I’ll let Mr. Leonard explain the problem in his own words.
Leonard’s Rule 4
Never use an adverb to modify the verb “said” … he admonished gravely. To use an adverb this way (or almost any way) is a mortal sin. The writer is now exposing himself in earnest, using a word that distracts and can interrupt the rhythm of the exchange. I have a character in one of my books tell how she used to write historical romances “full of rape and adverbs”.
Leonard’s advice is sound. This mortal sin should be a simple thing to avoid, yes?
So why does this one thing so frequently plague the manuscripts of beginning writers? I have a theory.
I recently spent a year working in Fourth Grade with a team of exceptional teachers. These were the teachers that you hope and dream your children will experience. I was in heaven.
For Language Arts the teaching team (indeed the entire elementary section) subscribed to an American-made program of teaching creative writing to children. The school brought experts to run in-house workshops and sent staff members attend and become certified in that particular teaching method. All good. All wonderful, in fact. This school took the teaching of writing seriously and they did a fine job. Except for one teeny tiny thing. Adverbs. This is a story of one rotten seed being planted and taking root.
There were two natural writers in that Fourth Grade group. The first was a seriously pretty 10-year-old girl with an old soul, the gentlest of hearts and severe dyslexia. Whenever it was time to write anything she struggled to get her words onto the page but oh my, what she imagined and the stories she was able to create – with the help of a scribe – were gems. And then there was Harvard; my nickname for a 10 year old whiz kid who excelled – without effort – in everything. Science. Math. Art. Music. Creative writing.

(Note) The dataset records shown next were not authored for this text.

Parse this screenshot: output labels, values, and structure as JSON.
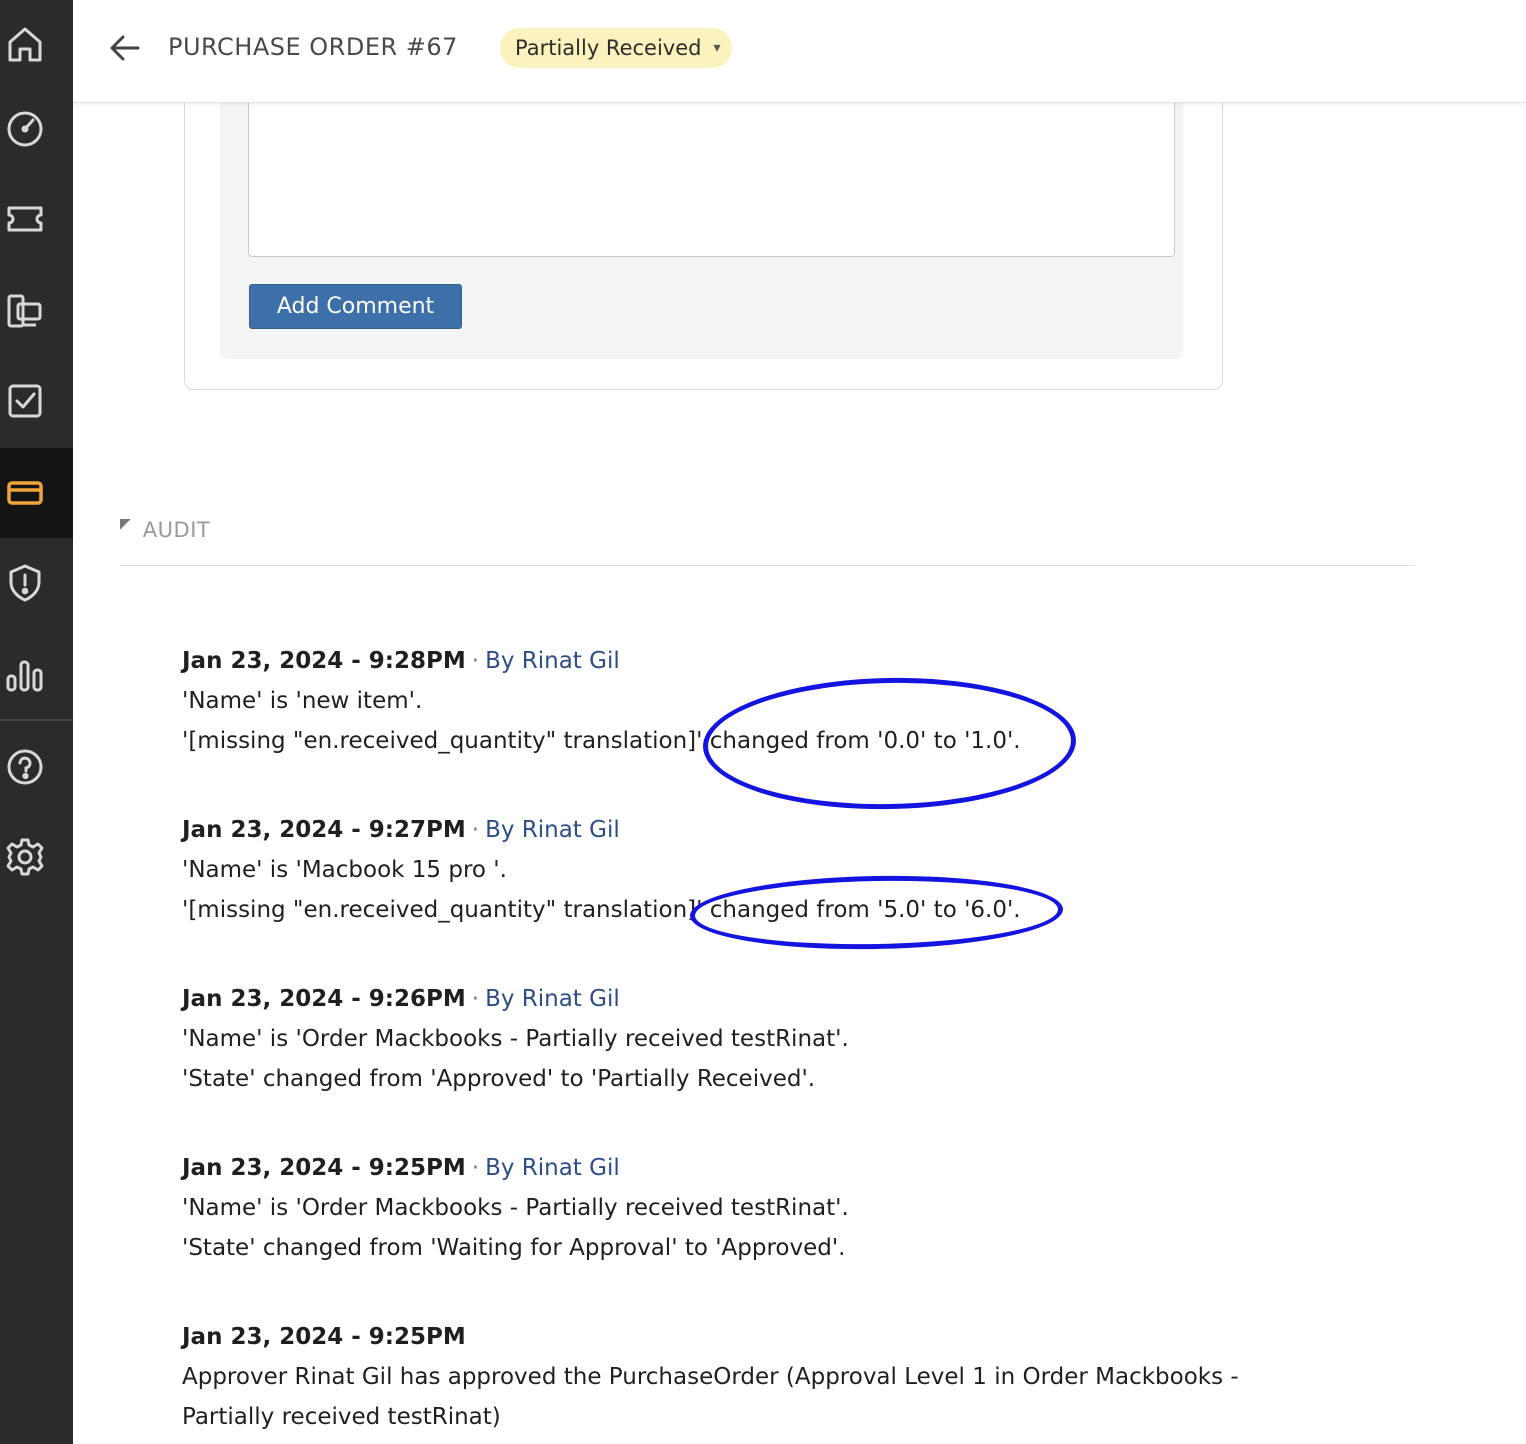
{
  "header": {
    "title": "PURCHASE ORDER #67",
    "status": "Partially Received",
    "status_caret": "▾"
  },
  "comment": {
    "button_label": "Add Comment"
  },
  "audit": {
    "title": "AUDIT",
    "entries": [
      {
        "timestamp": "Jan 23, 2024 - 9:28PM",
        "by": "By Rinat Gil",
        "lines": [
          "'Name' is 'new item'.",
          "'[missing \"en.received_quantity\" translation]' changed from '0.0' to '1.0'."
        ]
      },
      {
        "timestamp": "Jan 23, 2024 - 9:27PM",
        "by": "By Rinat Gil",
        "lines": [
          "'Name' is 'Macbook 15 pro '.",
          "'[missing \"en.received_quantity\" translation]' changed from '5.0' to '6.0'."
        ]
      },
      {
        "timestamp": "Jan 23, 2024 - 9:26PM",
        "by": "By Rinat Gil",
        "lines": [
          "'Name' is 'Order Mackbooks - Partially received testRinat'.",
          "'State' changed from 'Approved' to 'Partially Received'."
        ]
      },
      {
        "timestamp": "Jan 23, 2024 - 9:25PM",
        "by": "By Rinat Gil",
        "lines": [
          "'Name' is 'Order Mackbooks - Partially received testRinat'.",
          "'State' changed from 'Waiting for Approval' to 'Approved'."
        ]
      },
      {
        "timestamp": "Jan 23, 2024 - 9:25PM",
        "text": "Approver Rinat Gil has approved the PurchaseOrder (Approval Level 1 in Order Mackbooks - Partially received testRinat)"
      }
    ]
  },
  "annotation_color": "#1414e0",
  "sidebar": {
    "icons": [
      "home-icon",
      "dashboard-icon",
      "ticket-icon",
      "devices-icon",
      "tasks-icon",
      "purchase-icon",
      "security-icon",
      "reports-icon",
      "help-icon",
      "settings-icon"
    ],
    "active": "purchase-icon",
    "active_color": "#f0a53a"
  }
}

At the start of the year Harvard’s stories hinted at potential prodigy. The stories were intricate, observant, original and with a sophistication well beyond his years. I wondered if I was witnessing the next Christopher Paoilini. As the school year progressed, however, things took a distressing turn.
While the teachers (remember these were truly exceptional teachers doing wonderful things educating children) were teaching the bones of writing – nouns, verbs, adjectives, adverbs – they were also turning themselves inside out to find ways to stimulate more creativity in their students’ writing. Part of their teaching process was to encourage the kids to use adverbs. And… the easiest focus point for adverb use was dialogue.
Once Harvard heard this adverb advice every line of dialogue he wrote contained an adverb. Each one was carefully, often painstakingly selected. He had been taught, he’d internalized, and now he believed completely, that those adverbs would help him communicate his characters’ situation or trait in the best possible way. With the conviction of a near-zealot, he believed adverbs were necessary in every dialogue attribution. I was unable to convince him otherwise.
Now it’s a race. The use of adverbs to modify the verb “said” will not come into fashion in Harvard’s lifetime. What will happen next is what worries me. Will he find other influential teachers who will recognize and nurture his remarkable talent while gently convincing him to abandon those adverbs? Or, will come face to face with a soapbox editor, a zealot with a fat red pen who preaches about writing’s mortal sins and who crushes Harvard’s creative spirit.
My theory? We begin a child’s education teaching them to modify “said” with colorful adverbs. This becomes their norm. It’s internalized. Later, when some of them decide to be writers, it’s a nasty habit that needs to be broken. Like biting fingernails.